Task input Start Marker

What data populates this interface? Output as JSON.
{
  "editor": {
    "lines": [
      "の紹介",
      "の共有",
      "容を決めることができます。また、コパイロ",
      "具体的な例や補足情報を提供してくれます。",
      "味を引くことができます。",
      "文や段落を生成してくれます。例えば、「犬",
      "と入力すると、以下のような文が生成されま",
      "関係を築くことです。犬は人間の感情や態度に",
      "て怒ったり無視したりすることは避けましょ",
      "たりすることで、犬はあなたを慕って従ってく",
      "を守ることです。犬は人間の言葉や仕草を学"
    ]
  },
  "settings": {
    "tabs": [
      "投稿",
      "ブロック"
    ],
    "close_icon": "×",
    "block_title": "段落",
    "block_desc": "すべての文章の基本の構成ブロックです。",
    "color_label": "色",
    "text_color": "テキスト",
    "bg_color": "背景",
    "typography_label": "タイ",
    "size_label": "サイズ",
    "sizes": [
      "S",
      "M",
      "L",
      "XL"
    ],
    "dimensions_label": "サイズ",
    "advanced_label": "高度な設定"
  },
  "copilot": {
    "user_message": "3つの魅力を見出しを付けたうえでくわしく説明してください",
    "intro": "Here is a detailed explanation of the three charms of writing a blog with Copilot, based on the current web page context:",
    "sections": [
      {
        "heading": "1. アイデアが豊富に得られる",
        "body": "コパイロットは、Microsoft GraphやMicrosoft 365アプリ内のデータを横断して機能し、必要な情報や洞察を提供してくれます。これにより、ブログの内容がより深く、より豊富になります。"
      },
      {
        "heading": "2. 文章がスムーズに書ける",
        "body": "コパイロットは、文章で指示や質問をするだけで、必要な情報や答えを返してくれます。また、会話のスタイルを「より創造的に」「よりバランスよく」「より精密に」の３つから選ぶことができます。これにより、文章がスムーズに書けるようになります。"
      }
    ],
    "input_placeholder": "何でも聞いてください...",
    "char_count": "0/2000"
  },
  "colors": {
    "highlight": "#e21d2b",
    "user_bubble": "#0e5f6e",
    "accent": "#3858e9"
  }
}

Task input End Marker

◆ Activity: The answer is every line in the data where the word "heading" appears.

◆ Finished exercise:
        "heading": "1. アイデアが豊富に得られる",
        "heading": "2. 文章がスムーズに書ける",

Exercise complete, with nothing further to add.